    This week for  #WriterWednesday  at  #Oceanbites  we are featuring Jiwoon Park with a little photographic help from Ryan Tabata at the University of Hawaii. When asked about her research, Jiwoon wrote “Just like we need vitamins and minerals to stay
  • by oceanbites 2 months ago
    This week for  #WriterWednesday  on  #Oceanbites  we are featuring  @riley_henning  According to Riley, ”I am interested in studying small things that make a big impact in the ocean. Right now for my master's research at the University of San Diego,
  • by oceanbites 2 months ago
    This week for  #WriterWednesday  at  #Oceanbites  we are featuring Gabby Stedman. Gabby is interested in interested in understanding how many species of small-bodied animals there are in the deep-sea and where they live so we can better protect them from
  • by oceanbites 2 months ago
    This week for  #WriterWednesday  at  #Oceanbites  we are featuring Shawn Wang! Shawn is “an oceanographer that studies ocean conditions of the past. I use everything from microfossils to complex computer models to understand how climate has changed in the past
  • by oceanbites 2 months ago
    Today we are highlighting some of our awesome new authors for  #WriterWednesday  Today we have Daniel Speer! He says, “I am driven to investigate the interface of biology, chemistry, and physics, asking questions about how organisms or biological systems respond
  • by oceanbites 3 months ago
    Here at Oceanbites we love long-term datasets. So much happens in the ocean that sometimes it can be hard to tell if a trend is a part of a natural cycle or actually an anomaly, but as we gather more
  • by oceanbites 4 months ago
    Have you ever seen a lobster molt? Because lobsters have exoskeletons, every time they grow they have to climb out of their old shell, leaving them soft and vulnerable for a few days until their new shell hardens. Young, small
  • by oceanbites 4 months ago
    A lot of zooplankton are translucent, making it much easier to hide from predators. This juvenile mantis shrimp was almost impossible to spot floating in the water, but under a dissecting scope it’s features really come into view. See the
  • by oceanbites 4 months ago
    This is a clump of Dead Man’s Fingers, scientific name Codium fragile. It’s native to the Pacific Ocean and is invasive where I found it on the east coast of the US. It’s a bit velvety, and the coolest thing
  • by oceanbites 5 months ago
    You’ve probably heard of jellyfish, but have you heard of salps?

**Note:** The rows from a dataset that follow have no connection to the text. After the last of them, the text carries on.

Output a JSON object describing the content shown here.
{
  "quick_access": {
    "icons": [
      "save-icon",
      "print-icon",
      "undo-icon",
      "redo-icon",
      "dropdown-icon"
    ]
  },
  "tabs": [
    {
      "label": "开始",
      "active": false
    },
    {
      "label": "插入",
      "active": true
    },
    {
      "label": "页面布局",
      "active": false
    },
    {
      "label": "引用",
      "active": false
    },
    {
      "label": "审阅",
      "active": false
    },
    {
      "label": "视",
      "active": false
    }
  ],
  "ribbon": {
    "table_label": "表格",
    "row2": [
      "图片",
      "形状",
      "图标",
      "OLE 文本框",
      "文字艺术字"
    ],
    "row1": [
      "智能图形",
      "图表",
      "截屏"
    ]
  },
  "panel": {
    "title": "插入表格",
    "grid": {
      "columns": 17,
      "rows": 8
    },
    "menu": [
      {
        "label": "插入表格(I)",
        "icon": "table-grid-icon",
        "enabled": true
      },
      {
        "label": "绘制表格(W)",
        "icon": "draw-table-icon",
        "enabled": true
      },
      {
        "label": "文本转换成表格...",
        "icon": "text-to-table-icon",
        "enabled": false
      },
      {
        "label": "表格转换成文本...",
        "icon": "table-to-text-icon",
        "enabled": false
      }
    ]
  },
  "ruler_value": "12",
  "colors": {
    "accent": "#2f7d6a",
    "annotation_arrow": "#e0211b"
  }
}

These gelatinous sea creatures band together to form long chains, but they can also fall apart and will wash up onshore like tiny gemstones that squish. Have you seen
  • by oceanbites 6 months ago
    Check out what’s happening on a cool summer research cruise! On the  #neslter  summer transect cruise, we deployed a tow sled called the In Situ Icthyoplankton Imaging System. This can take pictures of gelatinous zooplankton (like jellyfish) that would be
  • by oceanbites 6 months ago
    Did you know horseshoe crabs have more than just two eyes? In these juveniles you can see another set in the middle of the shell. Check out our website to learn about some awesome horseshoe crab research.  #oceanbites   #plankton   #horseshoecrabs 
  • by oceanbites 7 months ago
    Feeling a bit flattened by the week? So are these summer flounder larvae. Fun fact: flounder larvae start out with their eyes set like normal fish, but as they grow one of their eyes migrates to meet the other and
  • by oceanbites 7 months ago
    Have you seen a remote working setup like this? This is a photo from one of our Oceanbites team members Anne Hartwell. “A view from inside the control can of an underwater robot we used to explore the deep parts
  • by oceanbites 8 months ago
    Today is the day of  #shutdownacademia  and  #shutdownstem  and many of us at the Oceanbites team are taking the day to plan solid actions for how we can make our organization and the institutions we work at a better place
  • by oceanbites 8 months ago
    Black lives matter. The recent murders of Ahmaud Arbery, Breonna Taylor, and George Floyd have once again brought to light the racism in our country. All of us at Oceanbites stand with our Black colleagues, friends, readers, and family. The
WP2Social Auto Publish Powered By : XYZScripts.com